10,000 lei (became 1 leu) 50,000 lei (became 5 lei) 100,000 lei (became 10 lei) 500,000 lei (became 50 lei) 1,000,000 lei (became 100 lei) d. Fourth leu

In 2005, polymer notes were introduced for 1, 5, 10, 50, 100 and 500 lei. 200 lei notes were added in 2006. The designs of the 1, 5, 10, 50 and 100 lei notes are based on those of the earlier 10,000, 50,000, 100,000, 500,000 and 1 million lei notes which they replaced.
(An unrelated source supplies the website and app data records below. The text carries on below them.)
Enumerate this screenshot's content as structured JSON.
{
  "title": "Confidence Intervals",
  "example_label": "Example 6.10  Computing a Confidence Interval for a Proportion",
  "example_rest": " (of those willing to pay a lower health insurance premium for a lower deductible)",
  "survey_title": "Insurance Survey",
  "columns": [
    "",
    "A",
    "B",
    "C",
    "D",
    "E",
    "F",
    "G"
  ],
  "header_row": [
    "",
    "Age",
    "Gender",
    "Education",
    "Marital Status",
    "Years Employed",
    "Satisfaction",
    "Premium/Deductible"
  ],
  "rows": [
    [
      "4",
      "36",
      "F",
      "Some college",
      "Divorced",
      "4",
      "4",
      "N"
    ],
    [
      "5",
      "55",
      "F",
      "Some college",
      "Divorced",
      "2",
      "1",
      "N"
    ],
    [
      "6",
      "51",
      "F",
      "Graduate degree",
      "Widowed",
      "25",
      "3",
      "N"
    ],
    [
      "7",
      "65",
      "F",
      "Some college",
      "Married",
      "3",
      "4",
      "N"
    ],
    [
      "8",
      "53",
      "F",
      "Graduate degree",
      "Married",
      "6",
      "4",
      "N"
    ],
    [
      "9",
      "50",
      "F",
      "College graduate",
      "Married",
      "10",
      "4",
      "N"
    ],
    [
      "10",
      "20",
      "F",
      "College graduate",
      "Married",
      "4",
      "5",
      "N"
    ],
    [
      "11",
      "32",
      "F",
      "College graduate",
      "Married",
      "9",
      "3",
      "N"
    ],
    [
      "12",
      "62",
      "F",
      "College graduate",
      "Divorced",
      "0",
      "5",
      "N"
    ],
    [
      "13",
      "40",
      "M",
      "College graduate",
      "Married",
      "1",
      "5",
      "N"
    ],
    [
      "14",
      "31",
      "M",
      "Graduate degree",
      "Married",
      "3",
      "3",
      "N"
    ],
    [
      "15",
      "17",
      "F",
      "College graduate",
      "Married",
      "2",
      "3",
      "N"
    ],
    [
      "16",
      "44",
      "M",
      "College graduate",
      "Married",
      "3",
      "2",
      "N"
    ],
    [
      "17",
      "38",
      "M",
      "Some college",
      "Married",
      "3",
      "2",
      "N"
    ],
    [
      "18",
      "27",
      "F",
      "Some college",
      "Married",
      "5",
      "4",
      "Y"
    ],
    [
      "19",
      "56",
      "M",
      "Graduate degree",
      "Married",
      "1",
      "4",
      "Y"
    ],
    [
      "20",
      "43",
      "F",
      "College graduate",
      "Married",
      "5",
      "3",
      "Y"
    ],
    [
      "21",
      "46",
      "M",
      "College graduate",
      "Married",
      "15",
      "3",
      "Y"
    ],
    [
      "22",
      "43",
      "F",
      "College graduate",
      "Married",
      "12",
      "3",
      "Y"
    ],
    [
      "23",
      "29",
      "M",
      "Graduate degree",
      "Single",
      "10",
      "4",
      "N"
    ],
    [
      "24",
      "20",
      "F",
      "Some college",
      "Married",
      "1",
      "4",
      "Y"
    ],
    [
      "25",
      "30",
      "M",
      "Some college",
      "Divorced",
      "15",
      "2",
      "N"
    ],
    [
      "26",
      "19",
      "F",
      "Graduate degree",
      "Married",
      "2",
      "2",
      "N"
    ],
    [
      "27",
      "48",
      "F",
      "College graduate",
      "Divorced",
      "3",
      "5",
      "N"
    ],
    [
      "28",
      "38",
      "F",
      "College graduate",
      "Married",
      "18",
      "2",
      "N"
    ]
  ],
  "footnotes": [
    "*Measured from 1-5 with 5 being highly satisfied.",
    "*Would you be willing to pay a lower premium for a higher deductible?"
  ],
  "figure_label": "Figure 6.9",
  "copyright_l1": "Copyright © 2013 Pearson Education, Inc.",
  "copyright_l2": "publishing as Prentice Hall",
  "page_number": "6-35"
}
The 10 lei bill was redesigned in November 2008 (most of the graphic elements are identical, some of the safety elements were changed, making its safety features similar to the lower values of 1 leu and 5 lei notes).